PROBLEM STATEMENT: Only the images are to be dropped; the records themselves must be repeated exactly.

Website and app data records:
═══
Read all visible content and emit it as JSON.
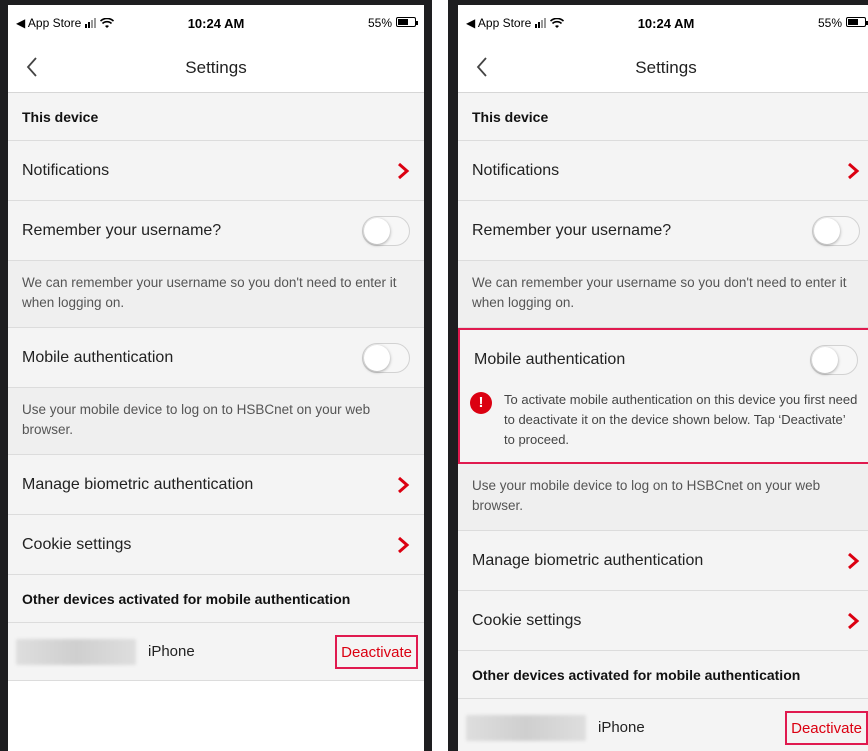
{
  "status_bar": {
    "carrier": "◀ App Store",
    "time": "10:24 AM",
    "battery": "55%"
  },
  "nav": {
    "title": "Settings"
  },
  "sections": {
    "this_device": "This device",
    "other_devices": "Other devices activated for mobile authentication"
  },
  "rows": {
    "notifications": "Notifications",
    "remember_username": "Remember your username?",
    "remember_desc": "We can remember your username so you don't need to enter it when logging on.",
    "mobile_auth": "Mobile authentication",
    "mobile_auth_desc": "Use your mobile device to log on to HSBCnet on your web browser.",
    "manage_biometric": "Manage biometric authentication",
    "cookie_settings": "Cookie settings"
  },
  "warning": {
    "icon": "!",
    "text": "To activate mobile authentication on this device you first need to deactivate it on the device shown below. Tap ‘Deactivate’ to proceed."
  },
  "device": {
    "name": "iPhone",
    "action": "Deactivate"
  },
  "toggles": {
    "remember_username": false,
    "mobile_auth": false
  },
  "colors": {
    "accent": "#db0011",
    "highlight": "#e01a4f"
  },
  "icons": [
    "back-chevron-icon",
    "chevron-right-icon",
    "warning-icon",
    "signal-icon",
    "wifi-icon",
    "battery-icon"
  ]
}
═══
SOLUTION TO THIS PROBLEM:
Read all visible content and emit it as JSON.
{
  "status_bar": {
    "carrier": "◀ App Store",
    "time": "10:24 AM",
    "battery": "55%"
  },
  "nav": {
    "title": "Settings"
  },
  "sections": {
    "this_device": "This device",
    "other_devices": "Other devices activated for mobile authentication"
  },
  "rows": {
    "notifications": "Notifications",
    "remember_username": "Remember your username?",
    "remember_desc": "We can remember your username so you don't need to enter it when logging on.",
    "mobile_auth": "Mobile authentication",
    "mobile_auth_desc": "Use your mobile device to log on to HSBCnet on your web browser.",
    "manage_biometric": "Manage biometric authentication",
    "cookie_settings": "Cookie settings"
  },
  "warning": {
    "icon": "!",
    "text": "To activate mobile authentication on this device you first need to deactivate it on the device shown below. Tap ‘Deactivate’ to proceed."
  },
  "device": {
    "name": "iPhone",
    "action": "Deactivate"
  },
  "toggles": {
    "remember_username": false,
    "mobile_auth": false
  },
  "colors": {
    "accent": "#db0011",
    "highlight": "#e01a4f"
  },
  "icons": [
    "back-chevron-icon",
    "chevron-right-icon",
    "warning-icon",
    "signal-icon",
    "wifi-icon",
    "battery-icon"
  ]
}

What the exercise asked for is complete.